Service pricing is another pitfall. During the invitation for bid and request for proposal process stakeholders often rely on cost comparisons in order to select a vendor. Limited amounts of capital may influence a stakeholder into selecting the lowest bid on a project in an effort to meet budget requirements. Buyer Beware! Any security system that does not meet the technical requirements and that is under priced should be thoroughly evaluated. At least 50% of the cost associated with security projects are generated by labor. A vendor may be inclined to recommend security measures that aren’t needed and that may guarantee future work.
One other pitfall that falls under security management is related to the system life cycle management process. The author understands that stakeholders are often fearful of change and don’t seem to recognize that the security systems that have just been installed, by design, will have to be upgraded within 10 years (if not sooner). Some stakeholders also allow vendors to dictate what systems are implemented, not realizing that these systems are proprietary in nature and leave the stakeholder with very limited upgrade options. During any retro-fit/new security construction project the stakeholder should take on the adage of the need to “Design to Upgrade.” This means that if a substantial amount of capital is invested into a security system, organizations should be looking towards an easy solution for expansion or upgrade as the system ages through its life cycle. Far too often is this overlooked during the security planning process.
In an industry that is forever changing security managers need to be aware of the various pitfalls and their effects on organizational capital. During the decision making process of a security project and during the life cycle management process of a security system the following can be used as a benchmark to reduce the effects of these associated pitfalls:
1) Ensure that in house security staff members receive industry related training annually.
2) Identify the Assets and how they should be protected.
3) Identify any requirement that may be industry driven (to include insurance).
4) Identify the threats that may exist within ‘one mile’ radius of the site/asset.
5) Plan for the security system to be upgraded at some point.
6) Implement sound security management practices in an effort to utilize resources effectively.
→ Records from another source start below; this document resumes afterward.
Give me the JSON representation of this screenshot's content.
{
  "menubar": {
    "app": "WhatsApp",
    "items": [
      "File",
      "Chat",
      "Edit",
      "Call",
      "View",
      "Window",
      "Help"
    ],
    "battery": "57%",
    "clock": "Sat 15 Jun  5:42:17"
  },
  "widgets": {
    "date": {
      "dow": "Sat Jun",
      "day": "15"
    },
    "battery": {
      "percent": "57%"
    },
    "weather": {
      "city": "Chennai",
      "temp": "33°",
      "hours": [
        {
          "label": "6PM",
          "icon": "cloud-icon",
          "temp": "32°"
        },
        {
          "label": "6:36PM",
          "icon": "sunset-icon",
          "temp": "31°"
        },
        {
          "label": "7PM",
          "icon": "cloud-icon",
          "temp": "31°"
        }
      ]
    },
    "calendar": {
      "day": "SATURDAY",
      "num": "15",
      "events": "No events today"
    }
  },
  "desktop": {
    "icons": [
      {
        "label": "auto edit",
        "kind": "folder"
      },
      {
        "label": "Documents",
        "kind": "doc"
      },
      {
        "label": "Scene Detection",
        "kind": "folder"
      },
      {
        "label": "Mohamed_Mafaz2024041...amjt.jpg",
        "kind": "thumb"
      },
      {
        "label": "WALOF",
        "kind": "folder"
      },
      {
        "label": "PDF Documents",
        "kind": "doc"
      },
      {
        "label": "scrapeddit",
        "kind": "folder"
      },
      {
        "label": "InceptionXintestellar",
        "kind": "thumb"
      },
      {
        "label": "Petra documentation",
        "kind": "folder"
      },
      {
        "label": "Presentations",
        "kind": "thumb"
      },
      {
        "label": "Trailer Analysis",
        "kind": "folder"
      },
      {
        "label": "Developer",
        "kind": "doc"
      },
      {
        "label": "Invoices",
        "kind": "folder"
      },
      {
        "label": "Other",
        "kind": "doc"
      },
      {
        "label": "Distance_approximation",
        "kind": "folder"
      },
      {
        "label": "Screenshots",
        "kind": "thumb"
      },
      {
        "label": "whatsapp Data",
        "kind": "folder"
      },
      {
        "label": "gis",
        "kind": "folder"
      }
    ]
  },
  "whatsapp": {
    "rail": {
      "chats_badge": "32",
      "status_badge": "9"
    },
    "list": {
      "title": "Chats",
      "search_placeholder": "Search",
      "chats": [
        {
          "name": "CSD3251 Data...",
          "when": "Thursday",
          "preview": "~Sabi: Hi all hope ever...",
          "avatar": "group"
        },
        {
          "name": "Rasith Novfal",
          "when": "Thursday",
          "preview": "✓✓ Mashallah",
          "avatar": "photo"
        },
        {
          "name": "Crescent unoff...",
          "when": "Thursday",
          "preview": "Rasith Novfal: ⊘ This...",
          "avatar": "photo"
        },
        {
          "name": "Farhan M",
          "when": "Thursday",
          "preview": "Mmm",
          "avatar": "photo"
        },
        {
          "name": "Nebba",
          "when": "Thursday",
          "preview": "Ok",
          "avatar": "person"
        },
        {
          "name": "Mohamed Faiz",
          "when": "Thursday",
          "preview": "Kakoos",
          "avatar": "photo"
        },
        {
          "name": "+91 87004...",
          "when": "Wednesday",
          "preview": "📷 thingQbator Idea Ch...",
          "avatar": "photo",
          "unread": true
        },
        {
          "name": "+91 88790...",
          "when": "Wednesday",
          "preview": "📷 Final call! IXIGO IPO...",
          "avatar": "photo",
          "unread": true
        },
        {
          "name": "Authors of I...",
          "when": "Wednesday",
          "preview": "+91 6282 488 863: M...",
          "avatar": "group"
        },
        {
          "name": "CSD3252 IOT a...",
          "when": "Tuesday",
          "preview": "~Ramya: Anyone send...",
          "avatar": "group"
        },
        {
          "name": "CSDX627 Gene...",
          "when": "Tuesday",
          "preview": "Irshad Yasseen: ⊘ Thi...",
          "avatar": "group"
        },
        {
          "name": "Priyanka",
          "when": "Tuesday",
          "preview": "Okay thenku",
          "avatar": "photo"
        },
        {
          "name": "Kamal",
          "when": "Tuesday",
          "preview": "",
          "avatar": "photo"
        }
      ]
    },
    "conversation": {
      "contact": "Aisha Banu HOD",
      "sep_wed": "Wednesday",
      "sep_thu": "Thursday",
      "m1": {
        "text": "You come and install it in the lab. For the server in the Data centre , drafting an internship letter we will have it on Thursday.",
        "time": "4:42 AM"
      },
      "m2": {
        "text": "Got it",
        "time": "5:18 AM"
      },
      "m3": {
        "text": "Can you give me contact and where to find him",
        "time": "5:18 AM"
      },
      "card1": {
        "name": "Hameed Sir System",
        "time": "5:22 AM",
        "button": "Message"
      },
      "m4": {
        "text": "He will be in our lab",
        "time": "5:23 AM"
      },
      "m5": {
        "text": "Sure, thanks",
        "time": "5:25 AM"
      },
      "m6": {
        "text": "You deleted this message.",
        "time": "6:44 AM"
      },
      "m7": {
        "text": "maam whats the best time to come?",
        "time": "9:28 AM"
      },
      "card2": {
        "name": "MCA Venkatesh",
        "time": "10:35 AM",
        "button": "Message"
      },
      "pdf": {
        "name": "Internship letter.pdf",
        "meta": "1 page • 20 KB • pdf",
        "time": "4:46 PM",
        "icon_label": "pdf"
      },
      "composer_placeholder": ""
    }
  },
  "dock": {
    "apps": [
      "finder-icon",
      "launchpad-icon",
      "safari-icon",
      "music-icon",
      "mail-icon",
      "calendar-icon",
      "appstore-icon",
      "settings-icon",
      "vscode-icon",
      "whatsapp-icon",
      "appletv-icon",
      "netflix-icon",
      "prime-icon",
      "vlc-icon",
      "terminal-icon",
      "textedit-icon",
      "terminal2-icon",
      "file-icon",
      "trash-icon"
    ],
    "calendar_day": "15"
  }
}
7) Identify a qualified vendor base on technical responses and past performance.
8) Never base vendor selection on cost.
9) Inspect vendor output as a project progresses.
10) Conduct inclusive functional tests (to include inclement weather and low light) on system components.
In today’s security industry there are many pitfalls associated with system upkeep and system design. These pitfalls very often require stakeholders to invest additional amounts of capital into existing or new systems. Some of the pitfalls associated with inadequate security systems are lack of employee training; lack of knowledge on actual security needs; misidentifying root problem(s); selecting the wrong vendor who may not be competent enough to understand the stakeholder’s needs; and inadequate functional testing.
Fortunately today’s security industry has two industry leaders (there are others) that can provide multiple resources to stakeholders in an effort to prevent these pitfalls. These organizations are the International Association of Professional Security Consultants and American Society for Industrial Security International. Both organizations are made up of security professionals who have set the precedence within the security industry and who are dedicated to reducing the pitfalls within the industry.